Constance Leighann McMillen is a brave senior high school student that wouldn’t be quiet when her high school in Northern Mississippi told her she couldn’t bring her girlfriend to the prom. Oh and by the way, they told her “No” she could not wear a tuxedo either! Instead the Itawamba Agricultural High School cancelled the prom. I wrote about her previously.
Now a federal judge appointed to the bench by Ronald Regan has ruled in favor of McMillen’s rights. This is an important ruling not just for her but for gay and lesbian students everywhere. With the help of the ACLU, McMillen didn’t want her civil rights violated. And she spoke up. U.S. District Court Judge Glen Davidson ruled that her rights had been violated when the school authorities told her she could attend the prom but only as a single person or with a male and that she could not wear a tuxedo only a dress. McMillen has identified as a lesbian since the eighth grade.

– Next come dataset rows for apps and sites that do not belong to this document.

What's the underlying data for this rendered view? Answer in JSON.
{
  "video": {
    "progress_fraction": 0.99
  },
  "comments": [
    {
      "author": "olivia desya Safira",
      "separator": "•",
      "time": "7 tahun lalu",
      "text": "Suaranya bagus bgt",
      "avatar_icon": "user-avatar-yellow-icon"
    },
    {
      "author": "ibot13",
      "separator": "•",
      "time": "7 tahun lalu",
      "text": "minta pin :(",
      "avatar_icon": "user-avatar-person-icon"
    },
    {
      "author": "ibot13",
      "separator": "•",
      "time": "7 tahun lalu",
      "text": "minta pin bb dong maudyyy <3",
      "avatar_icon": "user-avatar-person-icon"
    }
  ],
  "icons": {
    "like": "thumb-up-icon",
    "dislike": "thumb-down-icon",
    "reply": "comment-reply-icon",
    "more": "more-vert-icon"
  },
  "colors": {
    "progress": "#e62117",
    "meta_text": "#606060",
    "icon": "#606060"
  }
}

The judge ruled that this was a violation of her First Amendment rights to express herself. He ruled that she would suffer irreparable harm if she was denied this right.

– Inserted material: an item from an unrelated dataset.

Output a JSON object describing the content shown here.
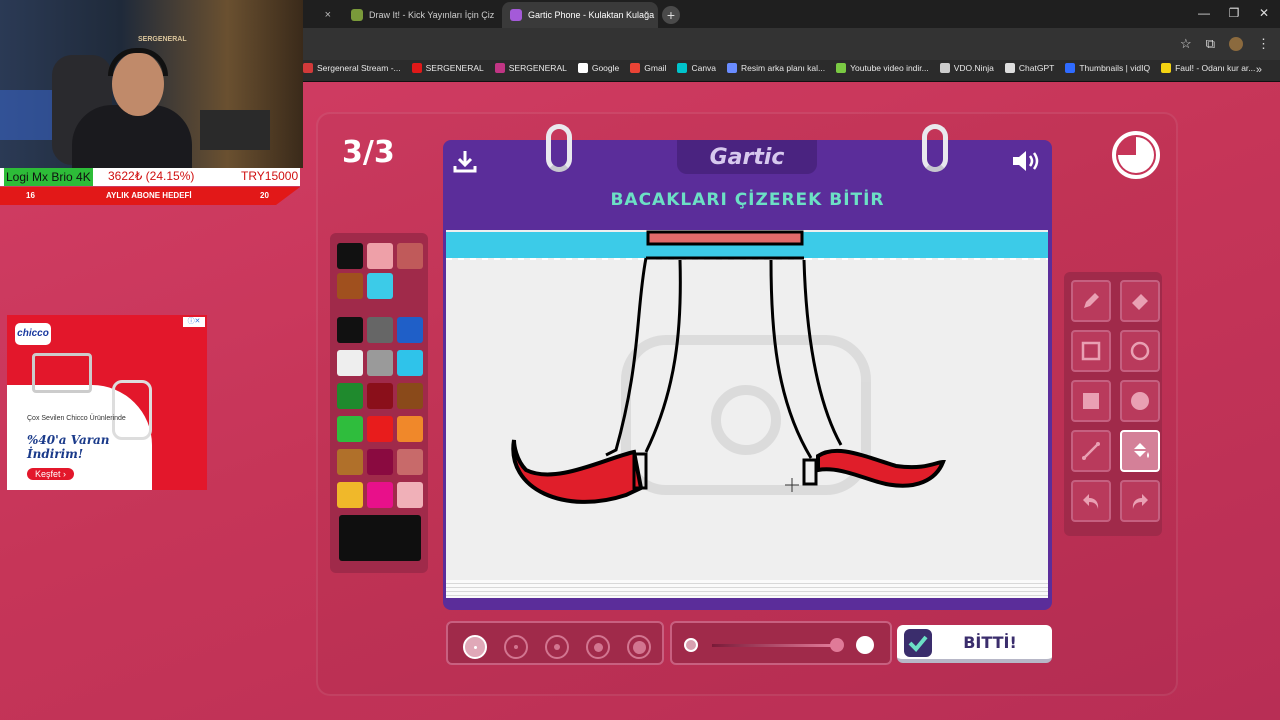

But unfortunately the judge stopped there. He did not force the high school and the school district to reinstate the prom which was cancelled. The prom had been scheduled for April 2. Parents had already decided to create and sponsor an alternative prom. The judge ruled that since there was an alternative prom already scheduled to try to reschedule the school prom didn’t make sense. He didn’t want to get into the business of planning a prom. Here is an excerpt from his ruling:
The Court finds that requiring Defendants to step-back into a sponsorship role at this late date would only confuse and confound the community on the issue. Parents have taken the initiative to plan and pay for a “private” prom for the Juniors and Seniors of IAHS and to now require Defendants to host one as it had: originally planned would defeat the purpose and efforts of those individuals.
In addition, the power and interests of fin Article III Court has its limits and under the circumstances, the Court cannot go into the business of planning and overseeing a prom hosted by Defendants, especially in light of the fact that the parents of IAHS students have already undertaken such tasks. Therefore, the Court finds that issuing an injunction would be disruptive to the efforts of the community and would not be in the public’s interest
So the judge kind of splits the baby in two (for those of you who don’t get the biblical reference, it is a story about the wisdom of King Solomon). He affirms McMillen’s constitutional rights to take whomever she wishes to the prom. But doesn’t force the school to reinstate the prom since there is one being planned by local families.
The ACLU of Mississippi declared this ruling an important win. It is progress. But had the judge forced the school district and high school to move forward with the “official” prom then the win might have even been bigger because it would have sent an important legal message to school districts everywhere: You can’t violate gay and lesbian students rights.
The full court case trial hasn’t been set but it is likely that McMillen will be able to seek monetary damages.
In the mean time it is a win and I hope that Constance understands what an important role she has played in the timeline of GLBT civil rights.
This was more than about the prom. It was about the freedom to be herself.
For Jews everywhere on this first day of Passover–we are experiencing the journey of freedom. Freedom from that which enslaves us. For Constance –she has helped set gay and lesbian students free in a new way.